Do you think lyrical subject matter has changed?
I think both have matured. We usually write about whatever’s going on in our lives, but try to keep it broad enough so people can read into it however they might want to.
Every band member is a lyricist, so how do your styles differ?
Jon, our newest guy, is extremely prolific. He’s one of those guys who’s writing 10 songs a day. He always has ideas. The drummer, Josh, he grew up in drum line and listening to jazz, and his contribution is a lot of arrangement-type things. Mike comes from more of a rock ‘n’ roll background and writes stuff on guitar more, starting with a riff. Kevin does the most singer/songwriter stuff. I was into poetry and literature before I got into music, so I come up with lyrical ideas before I get to the music. Then there’s three or four songs on this album when we all sat in a room together and wrote them from scratch. Everyone was writing on their own before, so now we’re learning how to write together.
You put a great emphasis on putting on a memorable live performance. Why?
I think it’s a really important thing. There’s a split between listening to somebody’s record and seeing them live. Listening to a record can be a really personal experience and you relate to it how you do, but live is a communal experience and so in-the-moment. It takes a live performance to shake people down and get them in that moment.
You’ve really hit the festivals hard, especially this year. Is there one particularly memorable?
They’ve all been really great for different reasons. Mountain Jam was really beautiful with a lot of great acts. We just did one in Tennessee – the Riverbend in Chattanooga, which had really great people. As long as we have a bunch of people having a good time, it’s great.

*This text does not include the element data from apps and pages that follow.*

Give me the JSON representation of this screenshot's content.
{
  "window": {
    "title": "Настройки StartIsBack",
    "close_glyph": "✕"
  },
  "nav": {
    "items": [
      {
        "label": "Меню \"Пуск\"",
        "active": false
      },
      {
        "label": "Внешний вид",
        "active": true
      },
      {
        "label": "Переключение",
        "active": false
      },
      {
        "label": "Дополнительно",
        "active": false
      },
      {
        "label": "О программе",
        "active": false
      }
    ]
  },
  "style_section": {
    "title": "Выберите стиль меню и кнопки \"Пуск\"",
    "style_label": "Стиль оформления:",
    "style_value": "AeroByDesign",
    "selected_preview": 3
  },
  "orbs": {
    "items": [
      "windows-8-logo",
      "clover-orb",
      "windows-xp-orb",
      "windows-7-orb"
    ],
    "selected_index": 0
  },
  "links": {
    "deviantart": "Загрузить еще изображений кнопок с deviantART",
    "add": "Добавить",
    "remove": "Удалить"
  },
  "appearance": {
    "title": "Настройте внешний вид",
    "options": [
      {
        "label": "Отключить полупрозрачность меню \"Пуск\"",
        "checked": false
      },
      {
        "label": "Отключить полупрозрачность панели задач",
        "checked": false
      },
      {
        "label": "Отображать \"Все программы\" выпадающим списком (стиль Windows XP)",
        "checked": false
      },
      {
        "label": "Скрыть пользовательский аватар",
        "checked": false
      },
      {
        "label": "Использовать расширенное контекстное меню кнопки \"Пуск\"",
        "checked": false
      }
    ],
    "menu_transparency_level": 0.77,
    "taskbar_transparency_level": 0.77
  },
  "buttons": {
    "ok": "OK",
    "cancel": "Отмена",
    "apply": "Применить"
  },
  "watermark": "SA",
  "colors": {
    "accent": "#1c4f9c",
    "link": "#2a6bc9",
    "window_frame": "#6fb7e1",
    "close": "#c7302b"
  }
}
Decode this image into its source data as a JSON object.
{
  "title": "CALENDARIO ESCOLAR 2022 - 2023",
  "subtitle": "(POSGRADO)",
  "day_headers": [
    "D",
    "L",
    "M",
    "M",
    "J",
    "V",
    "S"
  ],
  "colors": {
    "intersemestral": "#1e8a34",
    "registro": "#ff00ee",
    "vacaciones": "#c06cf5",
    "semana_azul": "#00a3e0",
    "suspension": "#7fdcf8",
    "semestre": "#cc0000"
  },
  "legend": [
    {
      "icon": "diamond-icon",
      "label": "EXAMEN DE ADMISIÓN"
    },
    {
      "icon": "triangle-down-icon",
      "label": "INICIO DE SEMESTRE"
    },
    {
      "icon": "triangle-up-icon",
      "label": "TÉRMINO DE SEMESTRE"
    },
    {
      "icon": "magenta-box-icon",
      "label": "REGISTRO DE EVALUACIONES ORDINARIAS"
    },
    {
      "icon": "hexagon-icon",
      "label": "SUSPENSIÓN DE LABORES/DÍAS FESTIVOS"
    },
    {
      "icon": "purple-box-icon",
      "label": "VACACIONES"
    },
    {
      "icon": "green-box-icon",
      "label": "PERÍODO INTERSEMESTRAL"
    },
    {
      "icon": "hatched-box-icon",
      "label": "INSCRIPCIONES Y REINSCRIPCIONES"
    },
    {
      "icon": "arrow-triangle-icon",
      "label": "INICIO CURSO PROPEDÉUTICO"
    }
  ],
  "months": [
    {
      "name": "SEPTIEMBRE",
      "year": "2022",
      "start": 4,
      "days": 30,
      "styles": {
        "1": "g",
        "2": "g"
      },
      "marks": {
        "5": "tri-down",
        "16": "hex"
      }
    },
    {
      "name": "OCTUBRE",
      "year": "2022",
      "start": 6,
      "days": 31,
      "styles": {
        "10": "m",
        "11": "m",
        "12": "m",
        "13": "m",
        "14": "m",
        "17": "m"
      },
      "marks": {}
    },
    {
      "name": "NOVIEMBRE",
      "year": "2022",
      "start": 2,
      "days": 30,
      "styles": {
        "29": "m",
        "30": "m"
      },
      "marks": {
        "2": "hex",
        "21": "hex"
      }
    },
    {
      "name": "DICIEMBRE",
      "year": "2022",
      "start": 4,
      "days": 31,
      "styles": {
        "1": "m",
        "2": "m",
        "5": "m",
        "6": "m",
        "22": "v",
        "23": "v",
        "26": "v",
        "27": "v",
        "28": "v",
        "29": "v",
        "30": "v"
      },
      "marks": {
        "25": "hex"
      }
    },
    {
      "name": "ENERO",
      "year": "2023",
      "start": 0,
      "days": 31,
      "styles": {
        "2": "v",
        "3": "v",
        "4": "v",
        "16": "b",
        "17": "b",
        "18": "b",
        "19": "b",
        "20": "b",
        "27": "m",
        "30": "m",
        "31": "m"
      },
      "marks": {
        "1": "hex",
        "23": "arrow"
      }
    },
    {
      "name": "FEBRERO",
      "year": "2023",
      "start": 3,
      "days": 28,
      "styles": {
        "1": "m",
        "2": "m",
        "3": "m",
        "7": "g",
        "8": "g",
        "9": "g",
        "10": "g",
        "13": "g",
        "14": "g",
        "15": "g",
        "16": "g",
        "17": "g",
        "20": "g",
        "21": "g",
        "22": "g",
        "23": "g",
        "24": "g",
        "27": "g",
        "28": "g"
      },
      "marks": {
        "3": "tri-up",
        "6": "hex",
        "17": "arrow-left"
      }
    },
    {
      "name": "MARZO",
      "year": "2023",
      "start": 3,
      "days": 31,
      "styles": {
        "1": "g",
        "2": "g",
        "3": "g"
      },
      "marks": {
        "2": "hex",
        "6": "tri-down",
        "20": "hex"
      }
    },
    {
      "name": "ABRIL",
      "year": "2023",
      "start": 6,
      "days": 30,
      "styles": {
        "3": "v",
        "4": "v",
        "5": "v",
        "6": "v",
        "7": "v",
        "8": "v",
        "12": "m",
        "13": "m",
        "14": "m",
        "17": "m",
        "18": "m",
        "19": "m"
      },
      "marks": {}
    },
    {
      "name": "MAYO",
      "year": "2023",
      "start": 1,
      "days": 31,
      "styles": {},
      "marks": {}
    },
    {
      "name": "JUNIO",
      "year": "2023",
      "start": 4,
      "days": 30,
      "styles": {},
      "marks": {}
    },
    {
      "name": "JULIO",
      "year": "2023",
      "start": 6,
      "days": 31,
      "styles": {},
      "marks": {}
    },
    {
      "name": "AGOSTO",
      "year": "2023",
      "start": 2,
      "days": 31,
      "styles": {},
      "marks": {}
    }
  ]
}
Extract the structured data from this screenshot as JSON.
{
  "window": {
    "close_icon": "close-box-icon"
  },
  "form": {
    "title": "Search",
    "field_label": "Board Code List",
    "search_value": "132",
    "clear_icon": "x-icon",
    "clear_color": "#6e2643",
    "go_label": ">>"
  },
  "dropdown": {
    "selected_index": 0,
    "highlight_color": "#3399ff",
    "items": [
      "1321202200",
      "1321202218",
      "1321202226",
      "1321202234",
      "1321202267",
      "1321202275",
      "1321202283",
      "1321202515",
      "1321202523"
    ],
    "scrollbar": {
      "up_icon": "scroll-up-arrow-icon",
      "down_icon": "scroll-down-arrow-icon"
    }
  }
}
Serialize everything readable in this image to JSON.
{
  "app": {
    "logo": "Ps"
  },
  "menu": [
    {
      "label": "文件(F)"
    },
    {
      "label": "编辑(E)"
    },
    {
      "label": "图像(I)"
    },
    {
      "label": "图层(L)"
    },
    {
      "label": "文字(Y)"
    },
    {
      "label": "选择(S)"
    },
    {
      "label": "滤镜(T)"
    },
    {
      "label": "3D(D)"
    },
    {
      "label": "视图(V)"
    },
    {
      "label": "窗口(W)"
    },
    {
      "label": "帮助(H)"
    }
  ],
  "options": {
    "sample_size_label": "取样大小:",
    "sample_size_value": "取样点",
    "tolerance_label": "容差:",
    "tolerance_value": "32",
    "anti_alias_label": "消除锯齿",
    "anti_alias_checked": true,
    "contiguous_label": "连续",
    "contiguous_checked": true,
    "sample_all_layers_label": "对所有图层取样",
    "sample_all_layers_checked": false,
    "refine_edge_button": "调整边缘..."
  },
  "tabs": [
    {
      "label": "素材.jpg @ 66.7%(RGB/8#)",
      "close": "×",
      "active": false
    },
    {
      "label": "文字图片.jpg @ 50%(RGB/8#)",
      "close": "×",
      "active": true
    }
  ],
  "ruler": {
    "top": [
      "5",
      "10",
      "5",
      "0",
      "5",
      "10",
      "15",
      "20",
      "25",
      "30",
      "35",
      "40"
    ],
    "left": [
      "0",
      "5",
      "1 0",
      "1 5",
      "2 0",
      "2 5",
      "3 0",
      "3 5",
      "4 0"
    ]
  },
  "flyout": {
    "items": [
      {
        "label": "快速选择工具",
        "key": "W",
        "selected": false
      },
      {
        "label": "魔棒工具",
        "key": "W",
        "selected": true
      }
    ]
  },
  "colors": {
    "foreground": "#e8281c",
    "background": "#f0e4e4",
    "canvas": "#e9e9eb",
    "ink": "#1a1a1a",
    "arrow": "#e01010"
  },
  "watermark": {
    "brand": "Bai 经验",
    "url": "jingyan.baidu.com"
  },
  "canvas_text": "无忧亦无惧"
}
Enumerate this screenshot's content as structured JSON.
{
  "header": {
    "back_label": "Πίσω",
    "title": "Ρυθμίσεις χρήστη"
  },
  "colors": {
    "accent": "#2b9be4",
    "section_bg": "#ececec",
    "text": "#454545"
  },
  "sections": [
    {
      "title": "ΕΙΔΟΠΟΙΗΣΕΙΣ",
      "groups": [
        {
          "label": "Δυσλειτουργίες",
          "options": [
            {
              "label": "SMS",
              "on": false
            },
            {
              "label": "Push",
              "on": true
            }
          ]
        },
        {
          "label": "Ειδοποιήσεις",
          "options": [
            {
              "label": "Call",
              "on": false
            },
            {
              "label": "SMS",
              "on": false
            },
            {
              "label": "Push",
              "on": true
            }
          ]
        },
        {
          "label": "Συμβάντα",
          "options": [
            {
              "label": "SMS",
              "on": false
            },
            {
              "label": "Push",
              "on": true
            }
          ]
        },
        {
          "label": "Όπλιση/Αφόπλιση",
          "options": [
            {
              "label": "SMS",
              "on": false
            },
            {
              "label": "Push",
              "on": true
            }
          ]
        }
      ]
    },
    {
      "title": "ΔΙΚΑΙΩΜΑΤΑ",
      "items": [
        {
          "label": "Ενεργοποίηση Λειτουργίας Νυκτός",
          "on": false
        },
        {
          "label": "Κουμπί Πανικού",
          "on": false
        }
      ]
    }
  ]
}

Do you think the band would be very different if you weren’t all lyric contributors?
Sure [laughs]. That’s what makes it stick out. When you force all those influences together, you get what you get.
Musically, do you have very different tastes?
Yeah, there’s a big common ground of artists we like or, at least, respect. Then there are fringe influences of each individual that are brought in. There’s good music and bad music, and we all like good music…I just read the article you guys did on Rodney Crowell and Mary Karr, and it was fantastic. He’s definitely a big influence of ours, and we got to see him not too long ago and meet him, which was great.